═════ DATA RECORDS ═════

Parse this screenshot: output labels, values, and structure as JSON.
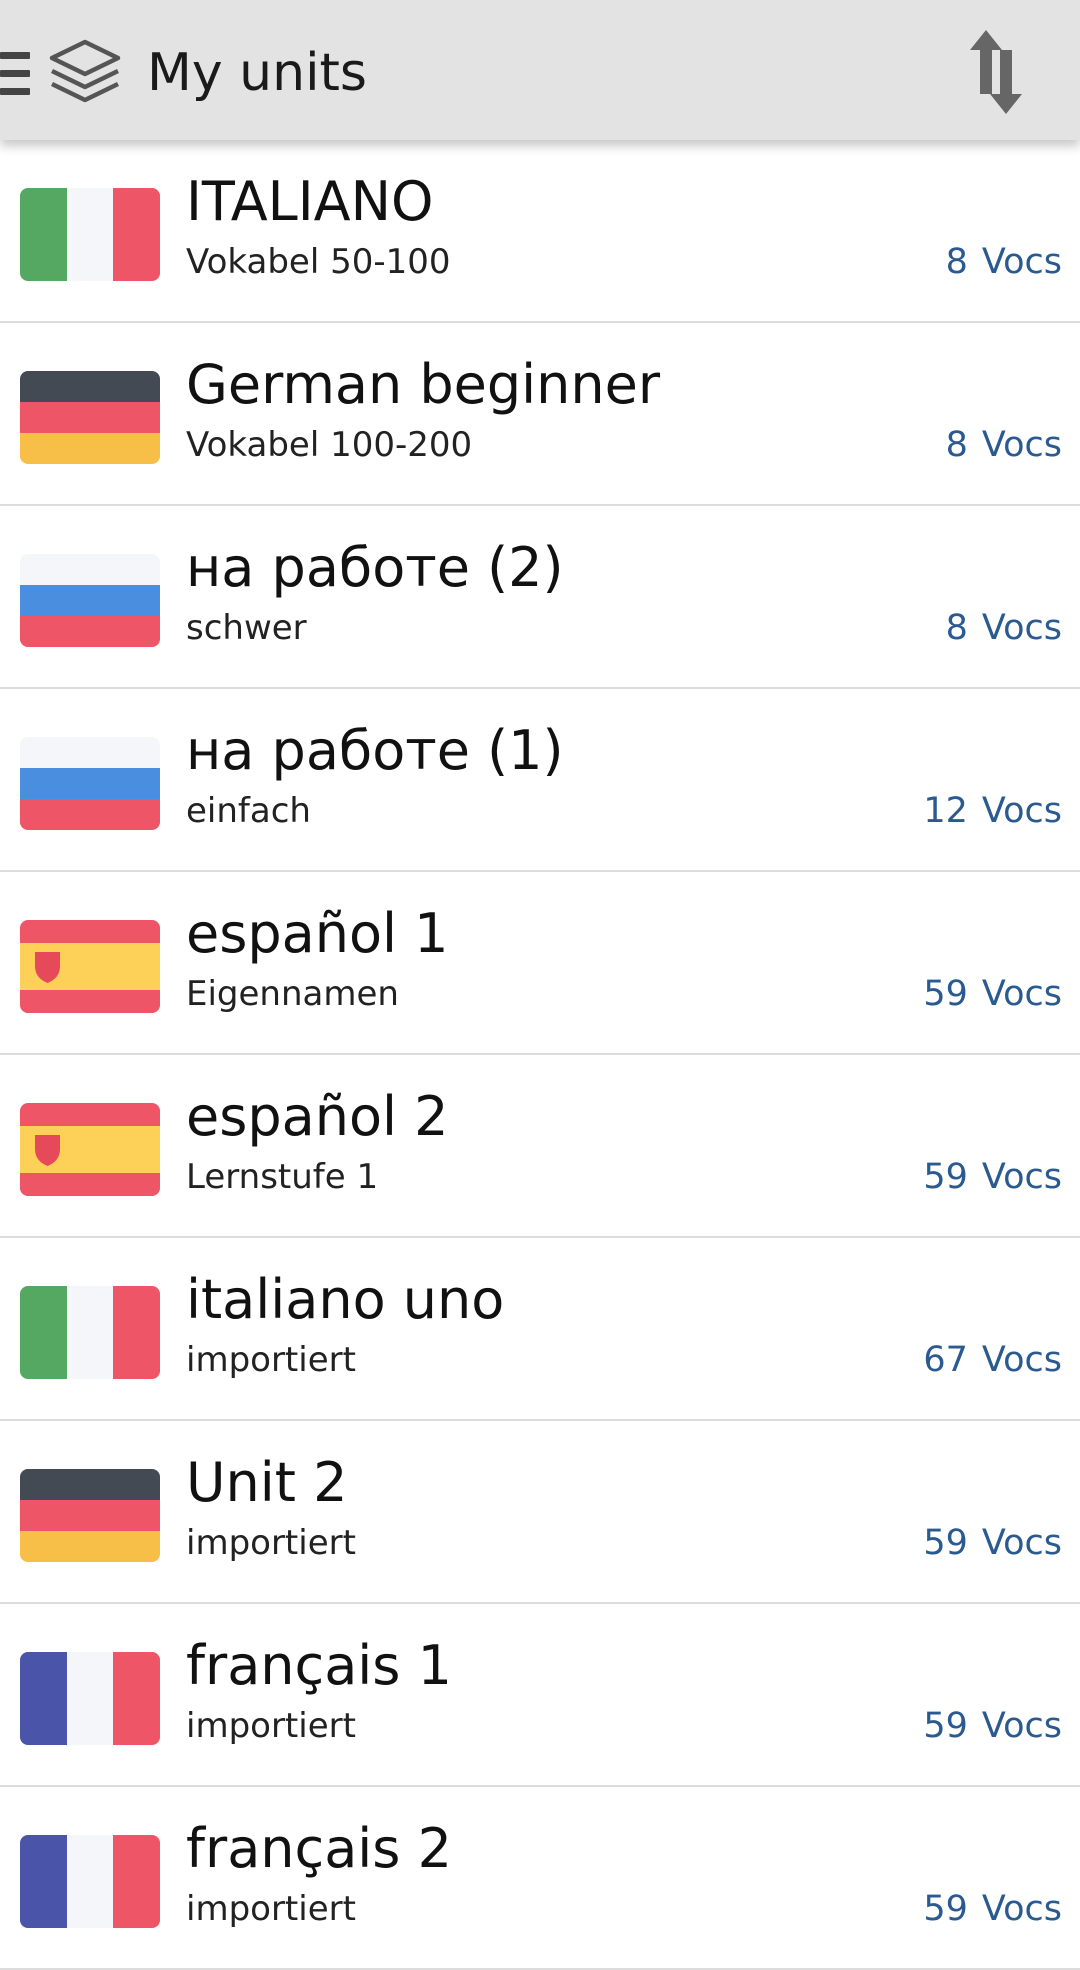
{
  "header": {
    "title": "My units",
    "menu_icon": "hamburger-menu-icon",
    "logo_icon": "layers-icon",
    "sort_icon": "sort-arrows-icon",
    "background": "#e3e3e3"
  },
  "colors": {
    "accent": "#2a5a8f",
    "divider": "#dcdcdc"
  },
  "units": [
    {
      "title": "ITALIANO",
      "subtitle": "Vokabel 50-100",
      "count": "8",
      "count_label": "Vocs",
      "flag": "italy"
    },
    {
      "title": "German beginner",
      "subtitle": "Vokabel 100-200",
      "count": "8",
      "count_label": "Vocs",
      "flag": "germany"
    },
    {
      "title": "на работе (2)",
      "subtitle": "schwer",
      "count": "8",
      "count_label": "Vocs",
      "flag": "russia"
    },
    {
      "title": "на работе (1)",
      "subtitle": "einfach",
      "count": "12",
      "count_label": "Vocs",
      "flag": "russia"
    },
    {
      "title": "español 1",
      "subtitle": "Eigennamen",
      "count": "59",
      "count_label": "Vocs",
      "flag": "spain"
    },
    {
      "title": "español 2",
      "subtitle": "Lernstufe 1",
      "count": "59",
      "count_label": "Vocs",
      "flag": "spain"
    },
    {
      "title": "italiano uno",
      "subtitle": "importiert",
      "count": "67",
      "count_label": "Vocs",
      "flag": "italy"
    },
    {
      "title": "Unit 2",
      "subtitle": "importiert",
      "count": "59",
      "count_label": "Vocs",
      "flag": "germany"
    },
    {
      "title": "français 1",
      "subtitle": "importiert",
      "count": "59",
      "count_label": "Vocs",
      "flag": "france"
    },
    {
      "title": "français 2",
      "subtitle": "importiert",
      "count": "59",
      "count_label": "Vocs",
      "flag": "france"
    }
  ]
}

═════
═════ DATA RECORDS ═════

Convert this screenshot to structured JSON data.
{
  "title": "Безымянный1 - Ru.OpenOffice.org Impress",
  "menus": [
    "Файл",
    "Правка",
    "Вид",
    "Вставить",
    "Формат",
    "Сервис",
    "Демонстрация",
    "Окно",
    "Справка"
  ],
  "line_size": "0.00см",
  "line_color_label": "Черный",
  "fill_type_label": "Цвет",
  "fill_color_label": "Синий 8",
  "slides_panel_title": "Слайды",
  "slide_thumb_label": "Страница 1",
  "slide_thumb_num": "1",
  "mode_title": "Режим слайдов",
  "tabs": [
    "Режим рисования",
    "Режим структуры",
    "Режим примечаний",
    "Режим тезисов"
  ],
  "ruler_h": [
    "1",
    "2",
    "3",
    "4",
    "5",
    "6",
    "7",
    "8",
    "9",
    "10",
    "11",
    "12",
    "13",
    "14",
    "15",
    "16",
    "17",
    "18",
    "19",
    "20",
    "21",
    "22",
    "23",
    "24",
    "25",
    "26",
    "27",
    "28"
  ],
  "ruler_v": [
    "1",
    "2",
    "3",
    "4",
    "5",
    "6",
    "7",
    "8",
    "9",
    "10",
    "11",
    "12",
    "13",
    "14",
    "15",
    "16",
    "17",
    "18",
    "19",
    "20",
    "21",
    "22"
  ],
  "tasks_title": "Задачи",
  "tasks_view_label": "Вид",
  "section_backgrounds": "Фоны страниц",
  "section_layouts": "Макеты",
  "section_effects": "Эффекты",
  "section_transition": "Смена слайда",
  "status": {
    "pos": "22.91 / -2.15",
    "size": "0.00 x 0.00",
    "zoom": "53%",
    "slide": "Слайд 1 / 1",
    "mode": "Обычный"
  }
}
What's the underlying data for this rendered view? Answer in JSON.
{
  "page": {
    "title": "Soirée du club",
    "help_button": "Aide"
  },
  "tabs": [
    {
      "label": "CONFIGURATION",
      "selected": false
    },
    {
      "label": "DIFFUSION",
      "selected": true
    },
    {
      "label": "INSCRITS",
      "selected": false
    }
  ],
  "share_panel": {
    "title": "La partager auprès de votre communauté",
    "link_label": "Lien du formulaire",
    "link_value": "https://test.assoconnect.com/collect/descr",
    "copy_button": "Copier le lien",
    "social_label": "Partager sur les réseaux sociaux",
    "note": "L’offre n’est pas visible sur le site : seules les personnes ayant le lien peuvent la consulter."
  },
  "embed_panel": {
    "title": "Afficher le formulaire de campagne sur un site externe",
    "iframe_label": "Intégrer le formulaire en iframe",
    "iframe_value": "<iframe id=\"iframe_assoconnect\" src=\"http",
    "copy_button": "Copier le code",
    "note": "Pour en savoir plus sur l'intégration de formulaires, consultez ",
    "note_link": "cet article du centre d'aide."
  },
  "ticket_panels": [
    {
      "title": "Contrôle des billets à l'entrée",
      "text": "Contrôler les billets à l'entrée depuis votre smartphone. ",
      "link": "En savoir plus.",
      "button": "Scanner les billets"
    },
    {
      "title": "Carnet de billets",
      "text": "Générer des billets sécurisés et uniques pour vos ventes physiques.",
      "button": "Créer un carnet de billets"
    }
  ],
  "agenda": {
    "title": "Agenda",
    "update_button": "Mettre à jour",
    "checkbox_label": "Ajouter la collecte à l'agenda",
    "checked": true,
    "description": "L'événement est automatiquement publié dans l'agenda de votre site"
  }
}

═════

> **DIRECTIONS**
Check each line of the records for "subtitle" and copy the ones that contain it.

> **SOLVED PROBLEM**
      "subtitle": "Vokabel 50-100",
      "subtitle": "Vokabel 100-200",
      "subtitle": "schwer",
      "subtitle": "einfach",
      "subtitle": "Eigennamen",
      "subtitle": "Lernstufe 1",
      "subtitle": "importiert",
      "subtitle": "importiert",
      "subtitle": "importiert",
      "subtitle": "importiert",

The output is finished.